After alternative bands like Nirvana and Pearl Jam became cash cows, it was inevitable that advertisers would milk the music and the style for their rebellious, spontaneous imagery, and they have:
· The Red Hot Chili Peppers’ Anthony Kiedis and Sonic Youth’s Kim Gordon have posed for Gap ads.
· A new Pepsi commercial, ”How You Spend Your Life,” features a young man dressed a la grunge.
· Stolichnaya vodka is set to release its second promotional CD, Stolar Tracks Vol. 2, featuring 17 tunes by alt-rockers like Dinosaur Jr., Belly, and the Pooh Sticks; the Stolar Tracks cover art prominently features a Stoly vodka bottle.
·Virtually every fashion rag in the country has done a spread on grunge, mixing ”street” clothes with more costly items (a knit ski hat with a $985 Perry Ellis dress, for instance). Even mainstream stores like Bloomingdale’s and Macy’s have created grunge departments and display windows. There hasn’t been this kind of exploitation of a subculture since the media discovered hippies in the ’60s.
The real targets are not so much grunge lovers per se as the whole generation that grunge reflects. X-ers have grown up in the baby boomers’ shadow, but now marketers have belatedly focused on their taste-setting potential and their annual spending power, estimated by the Roper Organization to be $125 billion. Says Jay Coleman, a marketer who put together the Stolichnaya campaign: ”We’re trying to talk to younger, entry-level consumers. The people interested in alternative music are kids in college who are experimental in their tastes, fashion-forward — your bohemian crowd.”
The problem with using trendy music and imagery in marketing, however, is that it rapidly loses its trendiness once it appears in ads. Barbara Lippert, an editor-at-large at Adweek, says, ”Advertising keeps using things up that have an edge, that are new. But as soon as it’s in an ad, it becomes mainstream. It’s a cycle of American culture.” Alternative music, with its do-it-yourself attitude, has been as much a critique of the corporate state of rock as a musical style. ”In the ’80s the idea of a sellout became a moot point — a beer ad becomes a hit single,” Lippert says. ”Alternative music was a reaction against that, but advertising will co-opt anything.”

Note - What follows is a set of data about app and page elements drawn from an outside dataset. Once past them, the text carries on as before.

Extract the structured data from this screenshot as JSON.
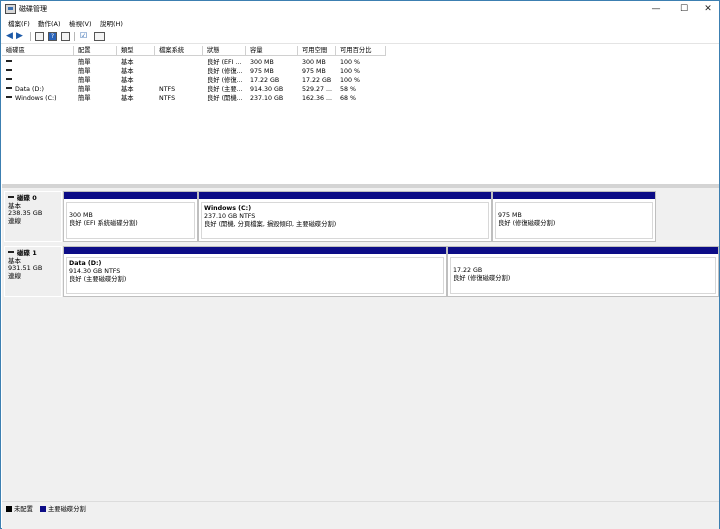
{
  "window": {
    "title": "磁碟管理",
    "controls": {
      "minimize": "—",
      "maximize": "☐",
      "close": "✕"
    }
  },
  "menu": [
    "檔案(F)",
    "動作(A)",
    "檢視(V)",
    "說明(H)"
  ],
  "toolbar": {
    "icons": [
      "back-arrow-icon",
      "forward-arrow-icon",
      "properties-icon",
      "help-icon",
      "help-book-icon",
      "rescan-icon",
      "settings-icon"
    ],
    "help_glyph": "?"
  },
  "volume_table": {
    "columns": [
      "磁碟區",
      "配置",
      "類型",
      "檔案系統",
      "狀態",
      "容量",
      "可用空間",
      "可用百分比"
    ],
    "rows": [
      {
        "volume": "",
        "layout": "簡單",
        "type": "基本",
        "fs": "",
        "status": "良好 (EFI ...",
        "capacity": "300 MB",
        "free": "300 MB",
        "pct": "100 %"
      },
      {
        "volume": "",
        "layout": "簡單",
        "type": "基本",
        "fs": "",
        "status": "良好 (修復...",
        "capacity": "975 MB",
        "free": "975 MB",
        "pct": "100 %"
      },
      {
        "volume": "",
        "layout": "簡單",
        "type": "基本",
        "fs": "",
        "status": "良好 (修復...",
        "capacity": "17.22 GB",
        "free": "17.22 GB",
        "pct": "100 %"
      },
      {
        "volume": "Data (D:)",
        "layout": "簡單",
        "type": "基本",
        "fs": "NTFS",
        "status": "良好 (主要...",
        "capacity": "914.30 GB",
        "free": "529.27 ...",
        "pct": "58 %"
      },
      {
        "volume": "Windows (C:)",
        "layout": "簡單",
        "type": "基本",
        "fs": "NTFS",
        "status": "良好 (開機...",
        "capacity": "237.10 GB",
        "free": "162.36 ...",
        "pct": "68 %"
      }
    ]
  },
  "disks": [
    {
      "name": "磁碟 0",
      "type": "基本",
      "size": "238.35 GB",
      "status": "連線",
      "partitions": [
        {
          "name": "",
          "size": "300 MB",
          "status": "良好 (EFI 系統磁碟分割)"
        },
        {
          "name": "Windows (C:)",
          "size": "237.10 GB NTFS",
          "status": "良好 (開機, 分頁檔案, 損毀傾印, 主要磁碟分割)"
        },
        {
          "name": "",
          "size": "975 MB",
          "status": "良好 (修復磁碟分割)"
        }
      ]
    },
    {
      "name": "磁碟 1",
      "type": "基本",
      "size": "931.51 GB",
      "status": "連線",
      "partitions": [
        {
          "name": "Data (D:)",
          "size": "914.30 GB NTFS",
          "status": "良好 (主要磁碟分割)"
        },
        {
          "name": "",
          "size": "17.22 GB",
          "status": "良好 (修復磁碟分割)"
        }
      ]
    }
  ],
  "legend": [
    {
      "label": "未配置",
      "color": "#000000"
    },
    {
      "label": "主要磁碟分割",
      "color": "#0c0c86"
    }
  ]
}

Still, while some may grumble about sellouts and co-optation, others see a natural ebb and flow of influences. Marc Jacobs, the hot 29-year-old designer who has created a line of grunge-influenced fashions for Perry Ellis, says, ”The hypocrisy drives me insane. Everything comes from somewhere else — even half the music from Seattle comes from somewhere else. And Neil Young had that look before any of these people were around.”